WHAT IS EXPECTED:
Word for word, copy every line of the data.

----- SUPPLIED ENTRIES -----

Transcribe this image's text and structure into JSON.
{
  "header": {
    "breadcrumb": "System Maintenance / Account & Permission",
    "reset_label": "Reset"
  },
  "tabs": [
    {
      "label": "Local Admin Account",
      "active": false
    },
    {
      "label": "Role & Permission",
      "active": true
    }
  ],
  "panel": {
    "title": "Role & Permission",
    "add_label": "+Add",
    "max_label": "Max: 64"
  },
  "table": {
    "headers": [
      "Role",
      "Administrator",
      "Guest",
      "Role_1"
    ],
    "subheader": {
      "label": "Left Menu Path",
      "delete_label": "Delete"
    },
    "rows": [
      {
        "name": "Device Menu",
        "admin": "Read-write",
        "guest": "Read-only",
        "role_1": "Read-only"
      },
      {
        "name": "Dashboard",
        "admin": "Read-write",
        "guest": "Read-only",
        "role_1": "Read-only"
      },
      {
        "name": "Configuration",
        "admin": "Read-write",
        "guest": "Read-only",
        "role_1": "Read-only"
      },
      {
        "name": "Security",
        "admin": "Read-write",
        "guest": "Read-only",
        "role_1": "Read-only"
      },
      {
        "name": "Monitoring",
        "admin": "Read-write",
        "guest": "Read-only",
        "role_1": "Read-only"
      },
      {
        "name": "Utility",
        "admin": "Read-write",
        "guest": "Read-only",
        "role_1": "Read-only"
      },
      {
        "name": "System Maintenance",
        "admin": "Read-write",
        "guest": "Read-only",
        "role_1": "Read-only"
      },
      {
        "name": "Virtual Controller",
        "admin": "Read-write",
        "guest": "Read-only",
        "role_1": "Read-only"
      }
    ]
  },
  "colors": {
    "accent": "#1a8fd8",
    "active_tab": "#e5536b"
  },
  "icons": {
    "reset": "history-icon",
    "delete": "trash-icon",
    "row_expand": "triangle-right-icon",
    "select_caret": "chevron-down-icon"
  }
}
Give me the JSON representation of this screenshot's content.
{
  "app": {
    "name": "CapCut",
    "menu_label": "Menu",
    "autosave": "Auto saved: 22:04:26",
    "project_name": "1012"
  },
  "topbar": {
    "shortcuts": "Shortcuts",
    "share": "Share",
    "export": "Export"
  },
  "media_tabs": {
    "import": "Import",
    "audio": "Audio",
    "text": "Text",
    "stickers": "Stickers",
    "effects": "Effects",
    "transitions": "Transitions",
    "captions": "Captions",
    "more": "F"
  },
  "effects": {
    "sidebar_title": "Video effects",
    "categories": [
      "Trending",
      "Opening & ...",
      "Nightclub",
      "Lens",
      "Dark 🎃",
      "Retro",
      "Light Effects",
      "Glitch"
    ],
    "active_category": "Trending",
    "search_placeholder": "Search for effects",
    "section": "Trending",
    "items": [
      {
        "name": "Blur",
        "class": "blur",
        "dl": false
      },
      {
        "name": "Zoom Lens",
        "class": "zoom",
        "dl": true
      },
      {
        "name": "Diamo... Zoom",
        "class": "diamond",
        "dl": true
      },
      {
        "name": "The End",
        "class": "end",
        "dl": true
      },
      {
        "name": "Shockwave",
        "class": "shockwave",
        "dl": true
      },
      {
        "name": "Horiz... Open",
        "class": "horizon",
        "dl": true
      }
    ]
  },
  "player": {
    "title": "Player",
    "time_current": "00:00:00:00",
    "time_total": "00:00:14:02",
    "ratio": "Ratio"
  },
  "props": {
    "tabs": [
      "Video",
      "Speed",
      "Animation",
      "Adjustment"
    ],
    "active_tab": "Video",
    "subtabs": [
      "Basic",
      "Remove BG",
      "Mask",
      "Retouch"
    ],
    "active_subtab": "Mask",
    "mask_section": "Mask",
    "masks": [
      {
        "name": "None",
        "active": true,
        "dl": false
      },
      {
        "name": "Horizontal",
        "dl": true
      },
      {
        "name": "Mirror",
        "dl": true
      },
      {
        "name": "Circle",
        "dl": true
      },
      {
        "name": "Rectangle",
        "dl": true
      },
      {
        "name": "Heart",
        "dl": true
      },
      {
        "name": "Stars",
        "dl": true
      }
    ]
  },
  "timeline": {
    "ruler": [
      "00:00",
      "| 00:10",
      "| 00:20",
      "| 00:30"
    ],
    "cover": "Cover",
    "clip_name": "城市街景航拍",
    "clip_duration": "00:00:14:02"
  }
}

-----

RESPONSE TO THIS EXERCISE:
Transcribe this image's text and structure into JSON.
{
  "header": {
    "breadcrumb": "System Maintenance / Account & Permission",
    "reset_label": "Reset"
  },
  "tabs": [
    {
      "label": "Local Admin Account",
      "active": false
    },
    {
      "label": "Role & Permission",
      "active": true
    }
  ],
  "panel": {
    "title": "Role & Permission",
    "add_label": "+Add",
    "max_label": "Max: 64"
  },
  "table": {
    "headers": [
      "Role",
      "Administrator",
      "Guest",
      "Role_1"
    ],
    "subheader": {
      "label": "Left Menu Path",
      "delete_label": "Delete"
    },
    "rows": [
      {
        "name": "Device Menu",
        "admin": "Read-write",
        "guest": "Read-only",
        "role_1": "Read-only"
      },
      {
        "name": "Dashboard",
        "admin": "Read-write",
        "guest": "Read-only",
        "role_1": "Read-only"
      },
      {
        "name": "Configuration",
        "admin": "Read-write",
        "guest": "Read-only",
        "role_1": "Read-only"
      },
      {
        "name": "Security",
        "admin": "Read-write",
        "guest": "Read-only",
        "role_1": "Read-only"
      },
      {
        "name": "Monitoring",
        "admin": "Read-write",
        "guest": "Read-only",
        "role_1": "Read-only"
      },
      {
        "name": "Utility",
        "admin": "Read-write",
        "guest": "Read-only",
        "role_1": "Read-only"
      },
      {
        "name": "System Maintenance",
        "admin": "Read-write",
        "guest": "Read-only",
        "role_1": "Read-only"
      },
      {
        "name": "Virtual Controller",
        "admin": "Read-write",
        "guest": "Read-only",
        "role_1": "Read-only"
      }
    ]
  },
  "colors": {
    "accent": "#1a8fd8",
    "active_tab": "#e5536b"
  },
  "icons": {
    "reset": "history-icon",
    "delete": "trash-icon",
    "row_expand": "triangle-right-icon",
    "select_caret": "chevron-down-icon"
  }
}
Give me the JSON representation of this screenshot's content.
{
  "app": {
    "name": "CapCut",
    "menu_label": "Menu",
    "autosave": "Auto saved: 22:04:26",
    "project_name": "1012"
  },
  "topbar": {
    "shortcuts": "Shortcuts",
    "share": "Share",
    "export": "Export"
  },
  "media_tabs": {
    "import": "Import",
    "audio": "Audio",
    "text": "Text",
    "stickers": "Stickers",
    "effects": "Effects",
    "transitions": "Transitions",
    "captions": "Captions",
    "more": "F"
  },
  "effects": {
    "sidebar_title": "Video effects",
    "categories": [
      "Trending",
      "Opening & ...",
      "Nightclub",
      "Lens",
      "Dark 🎃",
      "Retro",
      "Light Effects",
      "Glitch"
    ],
    "active_category": "Trending",
    "search_placeholder": "Search for effects",
    "section": "Trending",
    "items": [
      {
        "name": "Blur",
        "class": "blur",
        "dl": false
      },
      {
        "name": "Zoom Lens",
        "class": "zoom",
        "dl": true
      },
      {
        "name": "Diamo... Zoom",
        "class": "diamond",
        "dl": true
      },
      {
        "name": "The End",
        "class": "end",
        "dl": true
      },
      {
        "name": "Shockwave",
        "class": "shockwave",
        "dl": true
      },
      {
        "name": "Horiz... Open",
        "class": "horizon",
        "dl": true
      }
    ]
  },
  "player": {
    "title": "Player",
    "time_current": "00:00:00:00",
    "time_total": "00:00:14:02",
    "ratio": "Ratio"
  },
  "props": {
    "tabs": [
      "Video",
      "Speed",
      "Animation",
      "Adjustment"
    ],
    "active_tab": "Video",
    "subtabs": [
      "Basic",
      "Remove BG",
      "Mask",
      "Retouch"
    ],
    "active_subtab": "Mask",
    "mask_section": "Mask",
    "masks": [
      {
        "name": "None",
        "active": true,
        "dl": false
      },
      {
        "name": "Horizontal",
        "dl": true
      },
      {
        "name": "Mirror",
        "dl": true
      },
      {
        "name": "Circle",
        "dl": true
      },
      {
        "name": "Rectangle",
        "dl": true
      },
      {
        "name": "Heart",
        "dl": true
      },
      {
        "name": "Stars",
        "dl": true
      }
    ]
  },
  "timeline": {
    "ruler": [
      "00:00",
      "| 00:10",
      "| 00:20",
      "| 00:30"
    ],
    "cover": "Cover",
    "clip_name": "城市街景航拍",
    "clip_duration": "00:00:14:02"
  }
}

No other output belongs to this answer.